- _Task to carry out_
Your response should contain each line of the data that includes "type".

(Records for this task Opens)

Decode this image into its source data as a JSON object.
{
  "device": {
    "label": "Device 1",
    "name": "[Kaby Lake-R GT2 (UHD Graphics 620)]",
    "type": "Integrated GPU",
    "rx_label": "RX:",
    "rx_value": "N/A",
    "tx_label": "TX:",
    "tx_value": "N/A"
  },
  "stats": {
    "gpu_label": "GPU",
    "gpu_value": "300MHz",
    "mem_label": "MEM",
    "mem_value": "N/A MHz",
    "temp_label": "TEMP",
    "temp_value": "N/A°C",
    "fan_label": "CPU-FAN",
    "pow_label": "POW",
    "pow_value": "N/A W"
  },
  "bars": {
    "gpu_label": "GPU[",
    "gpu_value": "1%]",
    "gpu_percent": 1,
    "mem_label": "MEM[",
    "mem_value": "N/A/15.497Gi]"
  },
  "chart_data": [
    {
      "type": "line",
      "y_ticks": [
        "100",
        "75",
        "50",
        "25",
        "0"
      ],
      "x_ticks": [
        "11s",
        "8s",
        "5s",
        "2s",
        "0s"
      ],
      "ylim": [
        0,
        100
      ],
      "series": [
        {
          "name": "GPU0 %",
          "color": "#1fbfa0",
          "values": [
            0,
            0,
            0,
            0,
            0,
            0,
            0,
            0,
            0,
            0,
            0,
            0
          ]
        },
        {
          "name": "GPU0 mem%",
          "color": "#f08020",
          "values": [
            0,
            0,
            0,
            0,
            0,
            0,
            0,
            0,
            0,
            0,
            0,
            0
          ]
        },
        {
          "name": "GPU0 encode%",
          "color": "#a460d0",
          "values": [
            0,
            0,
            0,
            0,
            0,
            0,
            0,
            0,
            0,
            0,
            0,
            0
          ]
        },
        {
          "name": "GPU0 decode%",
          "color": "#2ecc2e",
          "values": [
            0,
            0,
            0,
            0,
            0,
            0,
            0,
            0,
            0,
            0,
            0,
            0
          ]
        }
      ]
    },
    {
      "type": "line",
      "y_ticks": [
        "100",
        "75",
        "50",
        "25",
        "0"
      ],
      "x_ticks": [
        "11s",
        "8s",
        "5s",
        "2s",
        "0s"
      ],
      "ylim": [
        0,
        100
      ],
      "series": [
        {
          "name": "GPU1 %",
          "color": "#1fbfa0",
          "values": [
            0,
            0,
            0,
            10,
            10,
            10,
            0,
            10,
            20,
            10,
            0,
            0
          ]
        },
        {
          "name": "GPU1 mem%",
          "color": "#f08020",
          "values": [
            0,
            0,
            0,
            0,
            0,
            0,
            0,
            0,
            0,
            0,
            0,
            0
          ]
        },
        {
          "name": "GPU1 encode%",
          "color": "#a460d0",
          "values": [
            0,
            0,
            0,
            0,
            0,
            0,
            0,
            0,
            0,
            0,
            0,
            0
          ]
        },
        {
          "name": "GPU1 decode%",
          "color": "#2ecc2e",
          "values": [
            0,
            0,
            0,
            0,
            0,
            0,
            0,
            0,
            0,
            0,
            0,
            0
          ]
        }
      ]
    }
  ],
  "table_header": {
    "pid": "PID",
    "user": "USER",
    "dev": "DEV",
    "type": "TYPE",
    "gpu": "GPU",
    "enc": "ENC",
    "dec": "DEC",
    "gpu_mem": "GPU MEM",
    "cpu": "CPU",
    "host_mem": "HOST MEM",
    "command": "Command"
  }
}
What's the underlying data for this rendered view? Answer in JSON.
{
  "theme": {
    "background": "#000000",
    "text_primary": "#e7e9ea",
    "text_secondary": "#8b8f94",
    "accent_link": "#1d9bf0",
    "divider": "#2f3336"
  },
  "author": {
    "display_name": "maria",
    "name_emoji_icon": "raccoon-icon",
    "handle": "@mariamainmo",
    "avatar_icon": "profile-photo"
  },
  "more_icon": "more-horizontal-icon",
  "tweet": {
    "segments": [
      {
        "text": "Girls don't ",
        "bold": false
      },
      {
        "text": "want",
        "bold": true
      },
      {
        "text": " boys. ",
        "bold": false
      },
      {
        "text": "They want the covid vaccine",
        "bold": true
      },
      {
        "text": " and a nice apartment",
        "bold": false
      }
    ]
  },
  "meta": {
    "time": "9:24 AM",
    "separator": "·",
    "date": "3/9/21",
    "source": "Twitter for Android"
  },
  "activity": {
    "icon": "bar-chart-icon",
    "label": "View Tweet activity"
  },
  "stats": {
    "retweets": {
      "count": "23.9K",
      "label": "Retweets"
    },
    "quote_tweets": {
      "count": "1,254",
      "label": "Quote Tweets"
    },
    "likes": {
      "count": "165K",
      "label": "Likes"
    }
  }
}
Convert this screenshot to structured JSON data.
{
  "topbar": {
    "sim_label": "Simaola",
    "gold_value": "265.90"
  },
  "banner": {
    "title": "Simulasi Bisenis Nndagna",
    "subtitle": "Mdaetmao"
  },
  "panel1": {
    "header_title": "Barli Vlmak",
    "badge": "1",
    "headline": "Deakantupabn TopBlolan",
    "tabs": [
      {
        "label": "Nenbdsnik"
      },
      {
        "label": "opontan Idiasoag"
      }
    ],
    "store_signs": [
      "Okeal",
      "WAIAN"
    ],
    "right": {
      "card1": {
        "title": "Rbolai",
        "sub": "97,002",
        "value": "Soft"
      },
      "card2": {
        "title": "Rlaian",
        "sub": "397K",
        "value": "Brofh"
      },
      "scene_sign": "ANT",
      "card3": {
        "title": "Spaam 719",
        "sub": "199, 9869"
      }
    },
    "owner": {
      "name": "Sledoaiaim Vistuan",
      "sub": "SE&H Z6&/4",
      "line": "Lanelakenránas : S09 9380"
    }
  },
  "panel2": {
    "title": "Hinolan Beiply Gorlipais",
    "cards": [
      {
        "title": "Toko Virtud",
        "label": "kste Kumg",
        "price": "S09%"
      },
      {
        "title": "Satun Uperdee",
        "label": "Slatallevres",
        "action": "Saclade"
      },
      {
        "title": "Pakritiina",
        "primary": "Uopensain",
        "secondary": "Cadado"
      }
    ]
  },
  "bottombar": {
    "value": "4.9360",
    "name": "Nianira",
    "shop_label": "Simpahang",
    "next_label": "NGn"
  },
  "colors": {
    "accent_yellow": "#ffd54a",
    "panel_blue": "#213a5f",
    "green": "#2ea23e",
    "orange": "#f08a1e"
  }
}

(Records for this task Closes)

- _Task response_
    "type": "Integrated GPU",
      "type": "line",
      "type": "line",
    "type": "TYPE",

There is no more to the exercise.